Skip to Content, Navigation, or Footer.

State registry to enhance autism research

Comprehensive information on patients will improve awareness and treatment availability

University scientists are key players in a new program aiming to advance autism research by creating a statewide registry of patients who have been diagnosed as on the spectrum. Spearheaded by the Rhode Island Consortium of Autism Research and Treatment, also known as RI-CART, the program gained funding through a variety of sources, including two recent grants totaling over $1 million.

RI-CART’s mission is to “improve the lives of Rhode Islanders with autism spectrum disorders by promoting collaborative, cutting-edge research, improving health care and support services and providing data-driven education and advocacy,” according to the organization’s website. The 14-member organization, including Brown University and Bradley Hospital,  comprise an interdisciplinary group of researchers, physicians and educators.

RI-CART currently has its sights set on creating a statewide registry of autism patients which researchers could use to learn more about the neurologic disorder, said Stephen Sheinkopf, co-director of RI-CART and assistant professor of psychiatry and human behavior and pediatrics.

The registry will include patients’ demographic information, medical history, official diagnosis, severity of symptoms and even information biological samples, said Sheinkopf, whose research focuses on the early identification of autism in children.

“What this is going to allow us to do is to match up patients with this condition to relevant research studies,” Sheinkopf said.

Rhode Island offers a unique platform for this kind of statewide registry because of its small size, Sheinkopf said. But the state’s size also makes it difficult to create a registry representative of the nation as a whole, he added.

An April grant of $1.2 million from the Simons Foundation, along with seed funding from a variety of other sources, will provide the infrastructure to register the first 2,000 patients, said Beth Jerskey, research coordinator for RI-CART and assistant professor of psychiatry and human behavior. RI-CART’s ultimate goal is to register all of Rhode Island’s approximately 10,000 autism patientswithin the next 10 years, she added.

Although this project provides a hopeful outlook for the future of autism research, it is still in its infancy with only about 50 patients registered so far, Sheinkopf said.

The continuation and completion of the registry will require further funding, said Joanne Quinn, director of The Autism Project, an autism education and advocacy organization that serves communities in and around RI and MA.

“Autism remains one of the lowest funded areas of research,” she added.

Autism rates in children have risen in recent years, which means “the adult system is going to be hit by a tsunami wave that they’re not ready for,” Quinn said.

“RI-CART will also serve as an intellectual meeting space to exchange ideas and to foster collaboration,” Sheinkopf wrote in an email to The Herald.

In addition to the Simons Foundation grant, RI-CART received a $53,000 grant from the Rhode Island Foundation.
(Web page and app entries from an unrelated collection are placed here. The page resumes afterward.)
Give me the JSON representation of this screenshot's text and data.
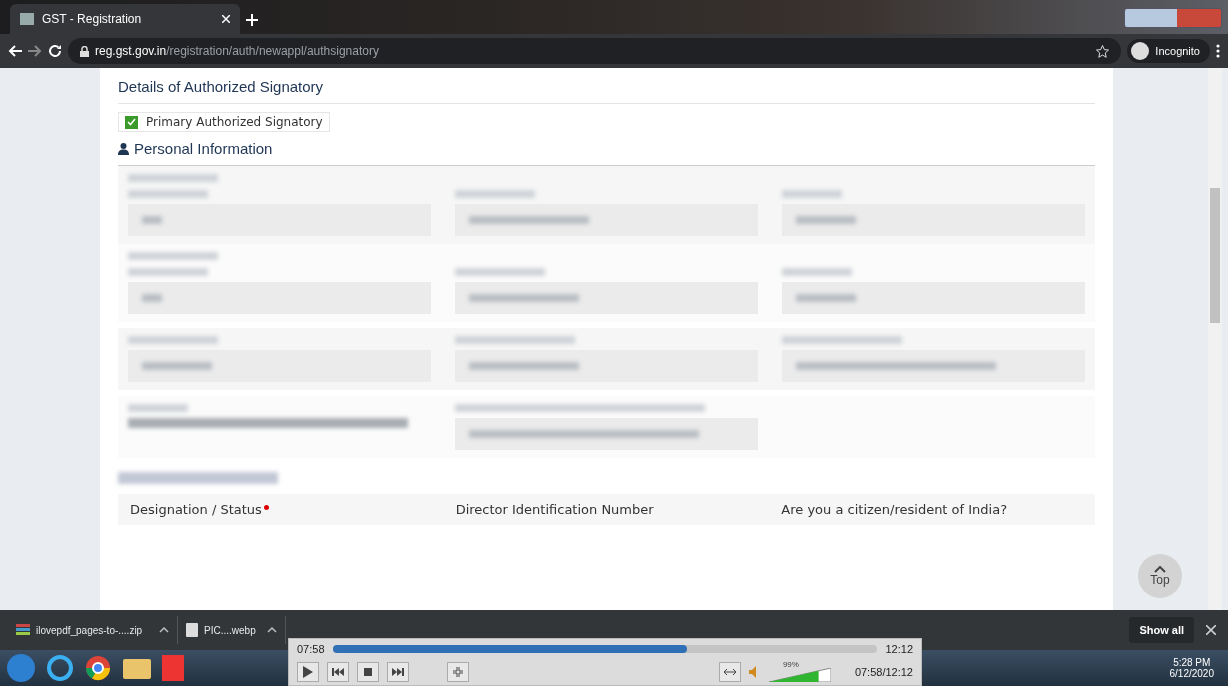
{
  "browser": {
    "tab": {
      "title": "GST - Registration"
    },
    "url": {
      "domain": "reg.gst.gov.in",
      "path": "/registration/auth/newappl/authsignatory"
    },
    "profile": "Incognito"
  },
  "page": {
    "section_title": "Details of Authorized Signatory",
    "primary_checkbox": {
      "label": "Primary Authorized Signatory",
      "checked": true
    },
    "subsection_title": "Personal Information",
    "table_headers": [
      {
        "label": "Designation / Status",
        "required": true
      },
      {
        "label": "Director Identification Number",
        "required": false
      },
      {
        "label": "Are you a citizen/resident of India?",
        "required": false
      }
    ],
    "top_button": "Top"
  },
  "downloads": {
    "items": [
      {
        "name": "ilovepdf_pages-to-....zip",
        "kind": "archive"
      },
      {
        "name": "PIC....webp",
        "kind": "file"
      }
    ],
    "show_all": "Show all"
  },
  "media_player": {
    "elapsed": "07:58",
    "total": "12:12",
    "progress": {
      "level": 0.65
    },
    "volume": {
      "level": 0.8
    },
    "volume_reading": "99%",
    "time_display": "07:58/12:12"
  },
  "taskbar": {
    "time": "5:28 PM",
    "date": "6/12/2020"
  }
}
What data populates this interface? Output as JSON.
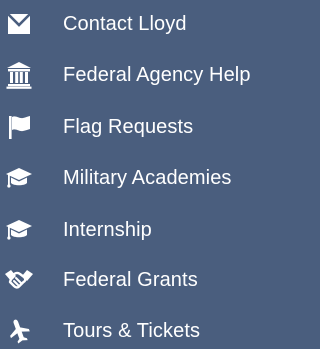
{
  "nav": {
    "items": [
      {
        "label": "Contact Lloyd",
        "icon": "envelope-icon"
      },
      {
        "label": "Federal Agency Help",
        "icon": "government-building-icon"
      },
      {
        "label": "Flag Requests",
        "icon": "flag-icon"
      },
      {
        "label": "Military Academies",
        "icon": "graduation-cap-icon"
      },
      {
        "label": "Internship",
        "icon": "graduation-cap-icon"
      },
      {
        "label": "Federal Grants",
        "icon": "handshake-icon"
      },
      {
        "label": "Tours & Tickets",
        "icon": "airplane-icon"
      }
    ]
  },
  "colors": {
    "background": "#4a5e7e",
    "text": "#ffffff",
    "icon": "#ffffff"
  }
}
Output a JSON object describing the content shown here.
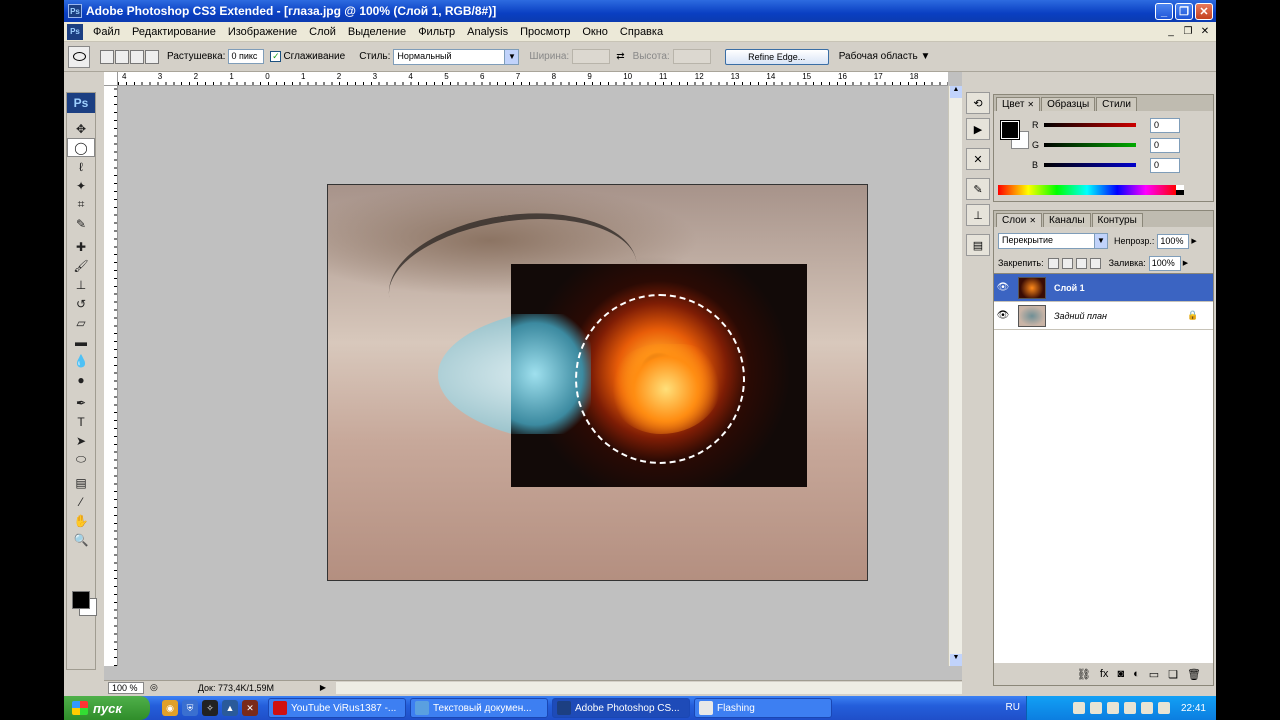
{
  "window": {
    "title": "Adobe Photoshop CS3 Extended - [глаза.jpg @ 100% (Слой 1, RGB/8#)]",
    "app_icon": "Ps",
    "buttons": [
      "_",
      "❐",
      "✕"
    ]
  },
  "menu": {
    "items": [
      "Файл",
      "Редактирование",
      "Изображение",
      "Слой",
      "Выделение",
      "Фильтр",
      "Analysis",
      "Просмотр",
      "Окно",
      "Справка"
    ],
    "doc_buttons": [
      "_",
      "❐",
      "✕"
    ]
  },
  "options": {
    "feather_label": "Растушевка:",
    "feather_value": "0 пикс",
    "antialias_label": "Сглаживание",
    "style_label": "Стиль:",
    "style_value": "Нормальный",
    "width_label": "Ширина:",
    "height_label": "Высота:",
    "refine_edge": "Refine Edge...",
    "workspace": "Рабочая область ▼"
  },
  "ruler": {
    "top_numbers": [
      "4",
      "3",
      "2",
      "1",
      "0",
      "1",
      "2",
      "3",
      "4",
      "5",
      "6",
      "7",
      "8",
      "9",
      "10",
      "11",
      "12",
      "13",
      "14",
      "15",
      "16",
      "17",
      "18"
    ]
  },
  "toolbox": {
    "logo": "Ps",
    "tools": [
      {
        "name": "move-tool-icon",
        "glyph": "✥"
      },
      {
        "name": "elliptical-marquee-icon",
        "glyph": "◯"
      },
      {
        "name": "lasso-icon",
        "glyph": "ℓ"
      },
      {
        "name": "magic-wand-icon",
        "glyph": "✦"
      },
      {
        "name": "crop-icon",
        "glyph": "⌗"
      },
      {
        "name": "slice-icon",
        "glyph": "✎"
      },
      {
        "name": "healing-brush-icon",
        "glyph": "✚"
      },
      {
        "name": "brush-icon",
        "glyph": "🖌"
      },
      {
        "name": "clone-stamp-icon",
        "glyph": "⊥"
      },
      {
        "name": "history-brush-icon",
        "glyph": "↺"
      },
      {
        "name": "eraser-icon",
        "glyph": "▱"
      },
      {
        "name": "gradient-icon",
        "glyph": "▬"
      },
      {
        "name": "blur-icon",
        "glyph": "💧"
      },
      {
        "name": "dodge-icon",
        "glyph": "●"
      },
      {
        "name": "pen-icon",
        "glyph": "✒"
      },
      {
        "name": "type-icon",
        "glyph": "T"
      },
      {
        "name": "path-selection-icon",
        "glyph": "➤"
      },
      {
        "name": "ellipse-shape-icon",
        "glyph": "⬭"
      },
      {
        "name": "notes-icon",
        "glyph": "▤"
      },
      {
        "name": "eyedropper-icon",
        "glyph": "⁄"
      },
      {
        "name": "hand-icon",
        "glyph": "✋"
      },
      {
        "name": "zoom-icon",
        "glyph": "🔍"
      }
    ]
  },
  "status": {
    "zoom": "100 %",
    "doc_info": "Док: 773,4K/1,59M"
  },
  "color_panel": {
    "tabs": [
      "Цвет",
      "Образцы",
      "Стили"
    ],
    "channels": [
      {
        "label": "R",
        "value": "0",
        "color": "#cc0000"
      },
      {
        "label": "G",
        "value": "0",
        "color": "#00aa00"
      },
      {
        "label": "B",
        "value": "0",
        "color": "#0000cc"
      }
    ]
  },
  "layers_panel": {
    "tabs": [
      "Слои",
      "Каналы",
      "Контуры"
    ],
    "blend_mode": "Перекрытие",
    "opacity_label": "Непрозр.:",
    "opacity_value": "100%",
    "lock_label": "Закрепить:",
    "fill_label": "Заливка:",
    "fill_value": "100%",
    "layers": [
      {
        "name": "Слой 1",
        "active": true
      },
      {
        "name": "Задний план",
        "active": false,
        "locked": true
      }
    ],
    "footer_icons": [
      "link-icon",
      "fx-icon",
      "mask-icon",
      "adjustment-icon",
      "group-icon",
      "new-layer-icon",
      "trash-icon"
    ]
  },
  "taskbar": {
    "start": "пуск",
    "tasks": [
      {
        "label": "YouTube ViRus1387 -...",
        "icon_color": "#d01010",
        "active": false
      },
      {
        "label": "Текстовый докумен...",
        "icon_color": "#5aa0e0",
        "active": false
      },
      {
        "label": "Adobe Photoshop CS...",
        "icon_color": "#1c3f82",
        "active": true
      },
      {
        "label": "Flashing",
        "icon_color": "#e8e8e8",
        "active": false
      }
    ],
    "lang": "RU",
    "clock": "22:41"
  }
}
Additional seed funding comes from the Brown Institute for Brain Sciences, the Norman Prince Neuroscience Institute, Bradley Hospital, the Brown Department of Psychiatry and Human Behavior and the Women and Infants Hospital Department of Pediatrics, Sheinkopf said.



Powered by SNworks Solutions by The State News
All Content © 2021 The Brown Daily Herald, Inc.